If you pay your bill on your merchant’s website, the money may be held on your account immediately or it may not be processed for a few days. Either way, deduct it from your account on your check register so you do not use the funds for anything else before the money comes out.
Q. How soon does a bill paid online through the bank reach the merchant?
A. Most banks use a vendor to do the processing of their electronic bill payments. This vendor may send a check or an electronic transmission to the merchant to be paid. Some vendors do not “bundle” their bills, meaning, that your bill payment is sent individually to that merchant with only your name associated with it. For some vendors, it may work better for them and be more cost-effective, to group bills paid to the same merchant together in one check or one electronic transmission. Some merchants may not post that payment until they are certain that the whole group of payments balances correctly and they know exactly where to post each payment. If there is any problem with even one of the bills, a merchant may hold the entire payment until it is resolved, causing a delay to the posting of your bill.
There should be a disclosure on how much time to allow for bills, generally, to be paid on your bank’s website. However, understand that it is not going to be paid immediately. There is always a delay. If you have a bill that is due on the 1st, make sure you allow a good 5-10 business days for the payment to get there.
For example, if you are paid on the 1st and the 15th of the month, be sure to have any of your bills due on the 15th come out of the 1st’s paycheck.
Q. Why do some businesses give me back my check and then later it shows as an electronic transaction on my statement?
A. Those are referred to as Point of Purchase transactions. You may see the acronym POP next to the transaction information on your statement. Changes to Regulation E will soon require all merchants who use POP transactions to prominently post a message explaining that they are using electronic check conversions and a written copy of the message must be provided at the time of the transaction, such as on the receipt.
Q. Sometimes when I pay a bill, it shows as an electronic transaction and I never get my check back in my statement. Why is that?
A. That is called an account receivable conversion or ARC. The new regulations will affect those also, requiring a notice to be printed on the billing statement indicating that if a check is sent as payment it will be converted to an electronic transaction.
Q. What happens if they enter the wrong amount when sending in the transaction?
A. All personal electronic transactions are governed by Regulation E. Transactions such as ATM deposits and withdrawals, automatic withdrawals and transfers, and POP and ARC transactions all fall under Regulation E. When there is a problem with one of those types of transactions, the point of contact is your bank, not the company who made the mistake. Your bank will return the transaction to the originating company who will then research it and fix the problem. There are specific deadlines for reporting electronic transaction errors, so it is very important that any mistake is reported immediately.

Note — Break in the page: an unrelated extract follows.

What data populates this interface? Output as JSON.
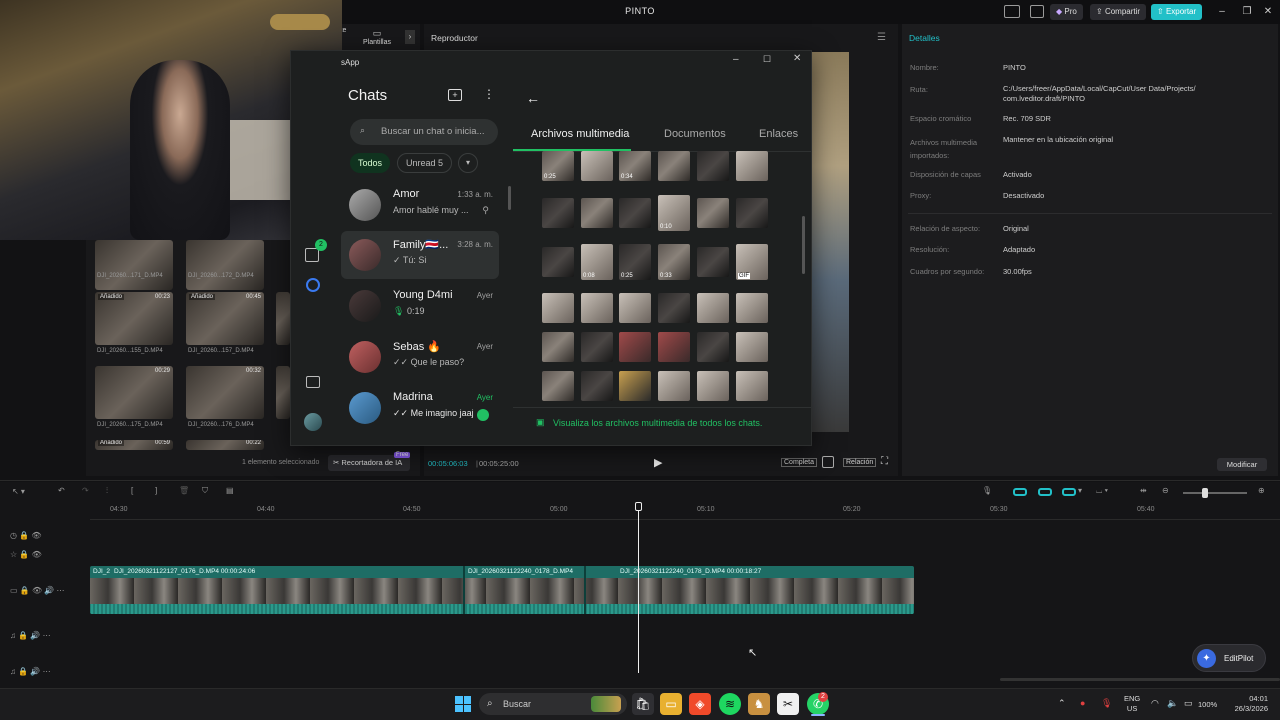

Q. Why should I use online banking when I get a statement in the mail every month?
A. Besides the reporting deadlines for electronic transaction errors, there are many things that can happen to your account before your next statement. With the amount of fraud and identity theft happening, it is important to keep on top of your account regularly. Also, it is now so easy to use debit cards everywhere, that it can be hard to keep track of all those transactions and write them down in your check register. Keeping a regular eye on those transactions to ensure you are not overdrawn is a very good idea. With the amount of overdraft and non-sufficient funds fees going up, a $1.59 snack using your debit card could end up costing $30-$40 if it overdraws you.